▶ _DIRECTIONS_
Return, from the data below, each line that contains the word "kind".
** Opening DATA RECORDS block **
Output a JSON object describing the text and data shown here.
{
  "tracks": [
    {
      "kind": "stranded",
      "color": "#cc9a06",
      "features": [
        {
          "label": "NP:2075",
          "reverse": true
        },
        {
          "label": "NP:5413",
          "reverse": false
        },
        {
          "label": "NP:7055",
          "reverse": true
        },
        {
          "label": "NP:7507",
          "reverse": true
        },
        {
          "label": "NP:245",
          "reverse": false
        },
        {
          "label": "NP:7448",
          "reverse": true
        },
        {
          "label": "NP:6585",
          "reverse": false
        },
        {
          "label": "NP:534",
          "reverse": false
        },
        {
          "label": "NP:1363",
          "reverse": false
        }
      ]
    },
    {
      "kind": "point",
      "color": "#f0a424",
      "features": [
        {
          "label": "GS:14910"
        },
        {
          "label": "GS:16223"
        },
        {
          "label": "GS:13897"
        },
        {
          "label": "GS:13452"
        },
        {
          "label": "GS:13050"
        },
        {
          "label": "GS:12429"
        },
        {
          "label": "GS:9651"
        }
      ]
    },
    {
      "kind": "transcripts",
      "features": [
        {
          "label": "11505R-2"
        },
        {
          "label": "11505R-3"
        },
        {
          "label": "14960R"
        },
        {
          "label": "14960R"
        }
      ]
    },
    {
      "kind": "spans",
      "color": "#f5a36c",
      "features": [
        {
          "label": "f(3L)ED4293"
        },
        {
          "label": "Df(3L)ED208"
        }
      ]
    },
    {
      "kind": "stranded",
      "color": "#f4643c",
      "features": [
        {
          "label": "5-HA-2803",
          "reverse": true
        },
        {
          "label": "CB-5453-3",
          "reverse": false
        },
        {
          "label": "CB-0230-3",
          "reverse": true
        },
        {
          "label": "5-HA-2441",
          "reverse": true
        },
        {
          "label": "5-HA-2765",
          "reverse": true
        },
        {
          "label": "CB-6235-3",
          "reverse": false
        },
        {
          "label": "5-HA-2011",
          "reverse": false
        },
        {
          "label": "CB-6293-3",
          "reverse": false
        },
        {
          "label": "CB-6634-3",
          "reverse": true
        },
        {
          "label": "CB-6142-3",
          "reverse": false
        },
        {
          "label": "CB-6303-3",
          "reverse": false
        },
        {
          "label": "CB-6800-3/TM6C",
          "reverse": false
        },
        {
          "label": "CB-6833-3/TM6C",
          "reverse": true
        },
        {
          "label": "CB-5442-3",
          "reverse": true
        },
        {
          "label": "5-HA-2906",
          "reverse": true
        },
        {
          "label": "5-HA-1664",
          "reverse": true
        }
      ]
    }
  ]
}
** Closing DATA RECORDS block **
▶ _RESULT BELOW_
      "kind": "stranded",
      "kind": "point",
      "kind": "transcripts",
      "kind": "spans",
      "kind": "stranded",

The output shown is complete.